The eastern New Orleans school has been under scrutiny for failing to identify students with disabilities and provide them with the extra help required by law. The latter failing resulted in a revocation hearing and an “intensive corrective action plan,” an action taken for specific policy violations, as opposed to the more general improvement plans. The district said Moton completed its corrective action plan.

The school’s improvement plan states it increased staffing by 50 percent.

At Singleton Charter School, in Central City, staff are also working to execute their improvement plan, CEO Doug Evans said.

“The most important element to focus on is student growth,” Evans wrote in a statement provided to The Lens.

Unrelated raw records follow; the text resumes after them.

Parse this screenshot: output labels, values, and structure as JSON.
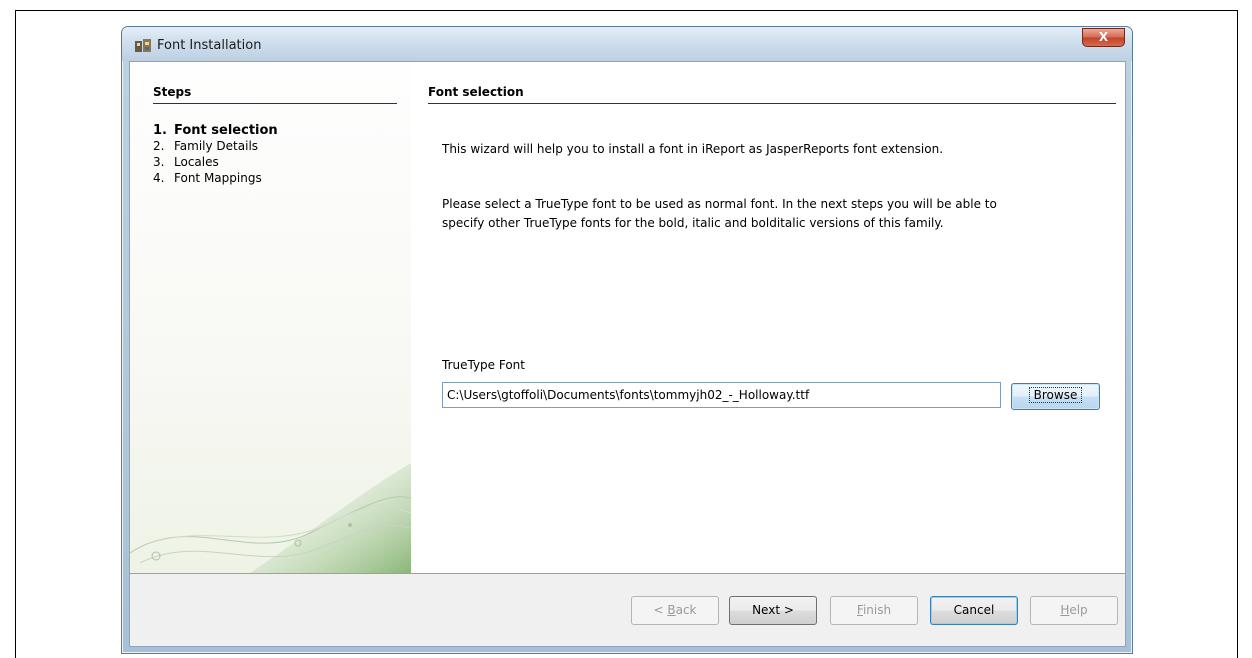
{
  "window": {
    "title": "Font Installation",
    "close_glyph": "X"
  },
  "steps": {
    "title": "Steps",
    "items": [
      {
        "num": "1.",
        "label": "Font selection",
        "active": true
      },
      {
        "num": "2.",
        "label": "Family Details",
        "active": false
      },
      {
        "num": "3.",
        "label": "Locales",
        "active": false
      },
      {
        "num": "4.",
        "label": "Font Mappings",
        "active": false
      }
    ]
  },
  "content": {
    "title": "Font selection",
    "intro": "This wizard will help you to install a font in iReport as JasperReports font extension.",
    "desc_line1": "Please select a TrueType font to be used as normal font. In the next steps you will be able to",
    "desc_line2": "specify other TrueType fonts for the bold, italic and bolditalic versions of this family.",
    "truetype_label": "TrueType Font",
    "truetype_value": "C:\\Users\\gtoffoli\\Documents\\fonts\\tommyjh02_-_Holloway.ttf",
    "browse_label": "Browse"
  },
  "buttons": {
    "back_prefix": "< ",
    "back_mnemonic": "B",
    "back_rest": "ack",
    "next_label": "Next >",
    "finish_mnemonic": "F",
    "finish_rest": "inish",
    "cancel_label": "Cancel",
    "help_mnemonic": "H",
    "help_rest": "elp"
  }
}
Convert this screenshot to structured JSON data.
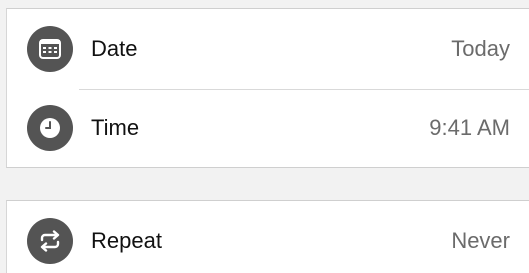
{
  "settings": {
    "rows": [
      {
        "label": "Date",
        "value": "Today",
        "icon": "calendar-icon"
      },
      {
        "label": "Time",
        "value": "9:41 AM",
        "icon": "clock-icon"
      }
    ],
    "repeat": {
      "label": "Repeat",
      "value": "Never",
      "icon": "repeat-icon"
    }
  },
  "colors": {
    "icon_bg": "#545454",
    "value_text": "#6b6b6b",
    "label_text": "#111111",
    "group_bg": "#ffffff",
    "page_bg": "#f2f2f2"
  }
}
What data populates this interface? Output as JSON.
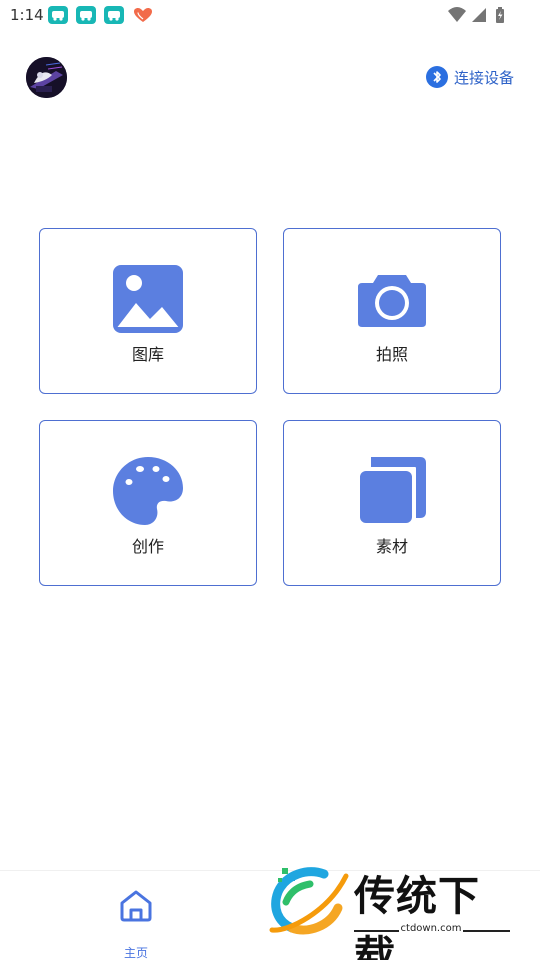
{
  "status_bar": {
    "time": "1:14",
    "icons": [
      "car-app-icon",
      "car-app-icon",
      "car-app-icon",
      "heart-hands-icon",
      "wifi-icon",
      "signal-icon",
      "battery-icon"
    ]
  },
  "header": {
    "avatar_icon": "avatar-image",
    "connect_label": "连接设备",
    "connect_icon": "bluetooth-icon"
  },
  "tiles": [
    {
      "label": "图库",
      "icon": "gallery-icon"
    },
    {
      "label": "拍照",
      "icon": "camera-icon"
    },
    {
      "label": "创作",
      "icon": "palette-icon"
    },
    {
      "label": "素材",
      "icon": "layers-icon"
    }
  ],
  "bottom_nav": {
    "items": [
      {
        "label": "主页",
        "icon": "home-icon"
      }
    ]
  },
  "colors": {
    "accent": "#5b7fe0",
    "tile_border": "#4e6fd1",
    "bluetooth": "#2b6fe0",
    "link_text": "#2f63c8"
  }
}
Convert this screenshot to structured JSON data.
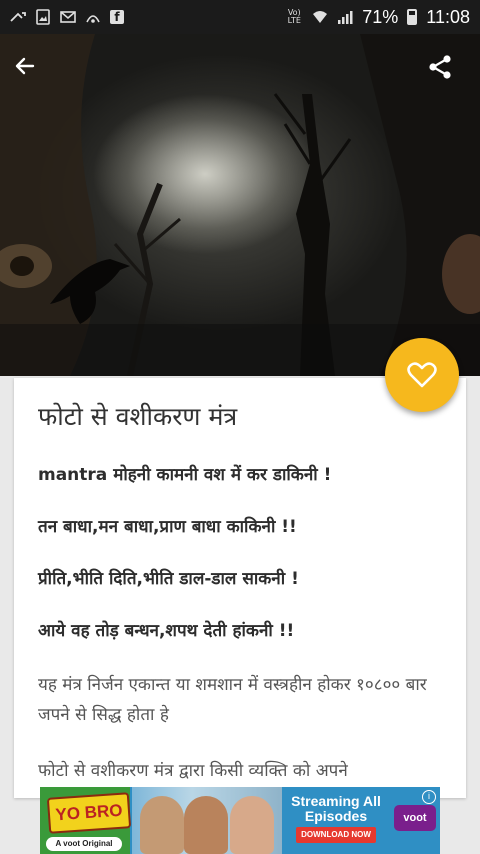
{
  "status_bar": {
    "battery": "71%",
    "time": "11:08",
    "network_label": "Vo) LTE",
    "notification_icons": [
      "missed-call-icon",
      "gallery-icon",
      "mail-icon",
      "hotspot-icon",
      "facebook-icon"
    ],
    "system_icons": [
      "wifi-icon",
      "signal-icon",
      "battery-icon"
    ]
  },
  "toolbar": {
    "back_icon": "arrow-back-icon",
    "share_icon": "share-icon"
  },
  "fab": {
    "icon": "heart-outline-icon",
    "color": "#f6b81d"
  },
  "article": {
    "title": "फोटो से वशीकरण मंत्र",
    "mantra_lines": [
      "mantra  मोहनी कामनी वश में कर डाकिनी !",
      "तन बाधा,मन बाधा,प्राण बाधा काकिनी !!",
      "प्रीति,भीति दिति,भीति डाल-डाल साकनी !",
      "आये वह तोड़ बन्धन,शपथ देती हांकनी !!"
    ],
    "paragraphs": [
      "यह मंत्र निर्जन एकान्त या शमशान में वस्त्रहीन होकर १०८०० बार जपने से सिद्ध होता हे",
      "फोटो से वशीकरण मंत्र द्वारा किसी व्यक्ति को अपने"
    ]
  },
  "ad": {
    "logo_text": "YO BRO",
    "tag_text": "A voot Original",
    "heading": "Streaming All Episodes",
    "cta": "DOWNLOAD NOW",
    "brand": "voot",
    "info_icon": "info-icon"
  }
}
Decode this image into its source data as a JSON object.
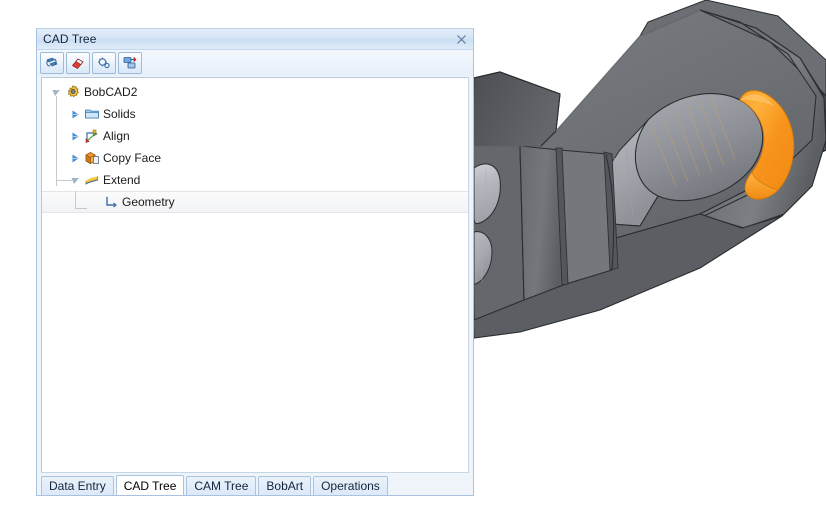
{
  "panel": {
    "title": "CAD Tree",
    "close_label": "Close",
    "close_icon": "close-icon",
    "toolbar": [
      {
        "name": "refresh-tree-button",
        "icon": "refresh-icon",
        "tooltip": "Refresh"
      },
      {
        "name": "erase-button",
        "icon": "eraser-icon",
        "tooltip": "Erase"
      },
      {
        "name": "settings-button",
        "icon": "gears-icon",
        "tooltip": "Settings"
      },
      {
        "name": "display-filter-button",
        "icon": "layers-icon",
        "tooltip": "Display"
      }
    ]
  },
  "tree": {
    "items": [
      {
        "label": "BobCAD2",
        "icon": "gear-icon",
        "level": 0,
        "expander": "expanded",
        "selected": false
      },
      {
        "label": "Solids",
        "icon": "folder-icon",
        "level": 1,
        "expander": "collapsed",
        "selected": false
      },
      {
        "label": "Align",
        "icon": "align-axes-icon",
        "level": 1,
        "expander": "collapsed",
        "selected": false
      },
      {
        "label": "Copy Face",
        "icon": "copy-face-icon",
        "level": 1,
        "expander": "collapsed",
        "selected": false
      },
      {
        "label": "Extend",
        "icon": "extend-icon",
        "level": 1,
        "expander": "expanded",
        "selected": false
      },
      {
        "label": "Geometry",
        "icon": "geometry-icon",
        "level": 2,
        "expander": "none",
        "selected": true
      }
    ]
  },
  "tabs": [
    {
      "label": "Data Entry",
      "active": false
    },
    {
      "label": "CAD Tree",
      "active": true
    },
    {
      "label": "CAM Tree",
      "active": false
    },
    {
      "label": "BobArt",
      "active": false
    },
    {
      "label": "Operations",
      "active": false
    }
  ],
  "viewport": {
    "name": "cad-3d-viewport",
    "background": "#ffffff",
    "model_color": "#6e7073",
    "model_color_dark": "#53565a",
    "model_color_light": "#84878b",
    "highlight_color": "#f79a20",
    "highlight_color_light": "#fcb944",
    "bore_color": "#b9bcc2",
    "edge_color": "#2b2d30"
  },
  "colors": {
    "titlebar_top": "#e4eefa",
    "titlebar_bottom": "#dfecfa",
    "panel_border": "#a8c2df",
    "tab_active_bg": "#ffffff",
    "tab_inactive_bg": "#dce9f8",
    "selection_bg": "#f2f3f5"
  }
}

Evans took over after Singleton’s prior CEO stepped down and four school employees were fired because of systemic testing irregularities in early 2018. The state later dropped the school’s official 2017 letter grade from a C to a D.

Singleton’s improvement plan includes specific suggestions to teachers to actively monitor students, such as not reteaching individual students during a lesson.

“The teacher should be understanding and sympathetic to those who do not understand but should NOT stop to teach a student who has made an error,” the plan states. “If the teacher re-teaches students individually, students will learn that they don’t have to pay attention in class during instruction because the teacher will help them individually."

However, it says, “If three or more students have the same error, the teacher should immediately stop the class and provide a whole-group correction.”

Landry-Walker High School, the school created from the 2013 combination of Algiers rivals O. Perry Walker High School and L.B. Landry High School, has seen its performance slide for several years following a 2014 investigation into its test results.

In 2013, the newly created charter high school received a B letter grade and a 10-year charter contract. But the next year, a jump in test scores resulted in an internal investigation that revealed major discrepancies between classroom performance and performance on state standardized tests. Eventually, that information was sent to the Orleans Parish District Attorney’s Office.

Landry-Walker’s improvement plan includes a decision to require school staff to reapply for their jobs at all Algiers Charter network schools, something the network had already announced. Algiers Charter runs four schools including Landry-Walker. Two of those schools are in the final year of their charter contracts and are closing for failing performance.

Algiers Charter did not respond to a request for comment.